Segment Start: RECORDS SUPPLIED

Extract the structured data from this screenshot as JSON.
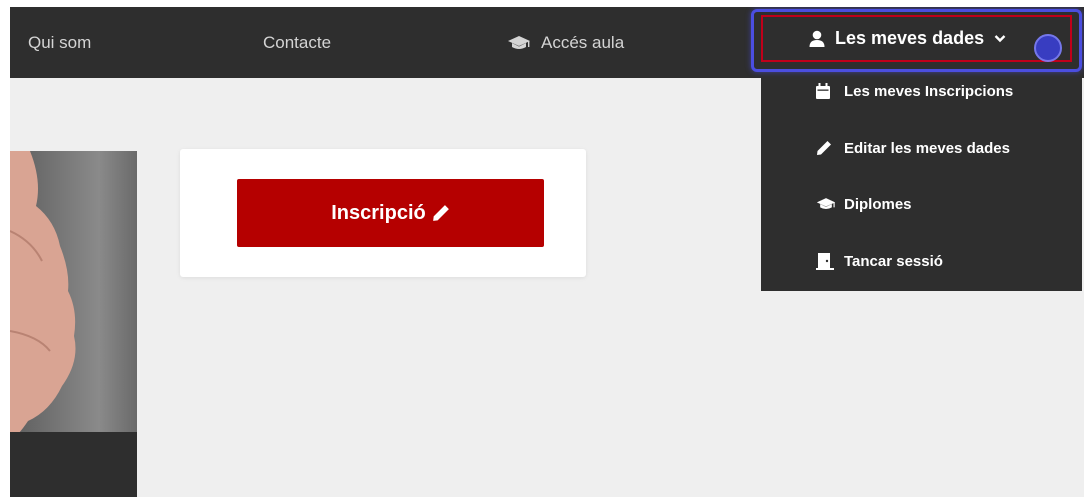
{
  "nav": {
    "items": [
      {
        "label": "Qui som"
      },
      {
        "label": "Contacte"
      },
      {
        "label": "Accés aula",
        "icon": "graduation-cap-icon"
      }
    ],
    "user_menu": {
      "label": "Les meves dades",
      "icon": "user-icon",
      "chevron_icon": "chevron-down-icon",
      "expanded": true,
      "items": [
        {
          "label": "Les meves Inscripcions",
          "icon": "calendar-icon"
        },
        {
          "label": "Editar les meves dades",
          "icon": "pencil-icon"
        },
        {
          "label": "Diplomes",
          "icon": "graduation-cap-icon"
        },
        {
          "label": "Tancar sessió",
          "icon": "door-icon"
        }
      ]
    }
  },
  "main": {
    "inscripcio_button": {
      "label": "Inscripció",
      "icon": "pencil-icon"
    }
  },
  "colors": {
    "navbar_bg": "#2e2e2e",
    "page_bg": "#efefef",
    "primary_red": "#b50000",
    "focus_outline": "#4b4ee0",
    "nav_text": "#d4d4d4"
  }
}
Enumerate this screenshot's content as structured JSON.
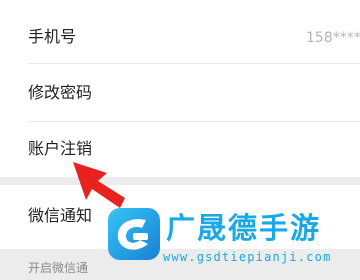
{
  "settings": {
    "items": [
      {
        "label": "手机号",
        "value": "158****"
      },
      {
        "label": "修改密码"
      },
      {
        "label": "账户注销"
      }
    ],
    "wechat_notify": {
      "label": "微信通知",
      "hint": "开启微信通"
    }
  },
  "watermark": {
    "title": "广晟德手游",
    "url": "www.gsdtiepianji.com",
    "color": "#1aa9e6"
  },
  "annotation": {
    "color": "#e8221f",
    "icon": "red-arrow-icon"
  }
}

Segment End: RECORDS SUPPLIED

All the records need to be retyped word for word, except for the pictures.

Extract the structured data from this screenshot as JSON.
{
  "nav": {
    "items": [
      {
        "label": "Qui som"
      },
      {
        "label": "Contacte"
      },
      {
        "label": "Accés aula",
        "icon": "graduation-cap-icon"
      }
    ],
    "user_menu": {
      "label": "Les meves dades",
      "icon": "user-icon",
      "chevron_icon": "chevron-down-icon",
      "expanded": true,
      "items": [
        {
          "label": "Les meves Inscripcions",
          "icon": "calendar-icon"
        },
        {
          "label": "Editar les meves dades",
          "icon": "pencil-icon"
        },
        {
          "label": "Diplomes",
          "icon": "graduation-cap-icon"
        },
        {
          "label": "Tancar sessió",
          "icon": "door-icon"
        }
      ]
    }
  },
  "main": {
    "inscripcio_button": {
      "label": "Inscripció",
      "icon": "pencil-icon"
    }
  },
  "colors": {
    "navbar_bg": "#2e2e2e",
    "page_bg": "#efefef",
    "primary_red": "#b50000",
    "focus_outline": "#4b4ee0",
    "nav_text": "#d4d4d4"
  }
}
Enumerate this screenshot's content as structured JSON.
{
  "settings": {
    "items": [
      {
        "label": "手机号",
        "value": "158****"
      },
      {
        "label": "修改密码"
      },
      {
        "label": "账户注销"
      }
    ],
    "wechat_notify": {
      "label": "微信通知",
      "hint": "开启微信通"
    }
  },
  "watermark": {
    "title": "广晟德手游",
    "url": "www.gsdtiepianji.com",
    "color": "#1aa9e6"
  },
  "annotation": {
    "color": "#e8221f",
    "icon": "red-arrow-icon"
  }
}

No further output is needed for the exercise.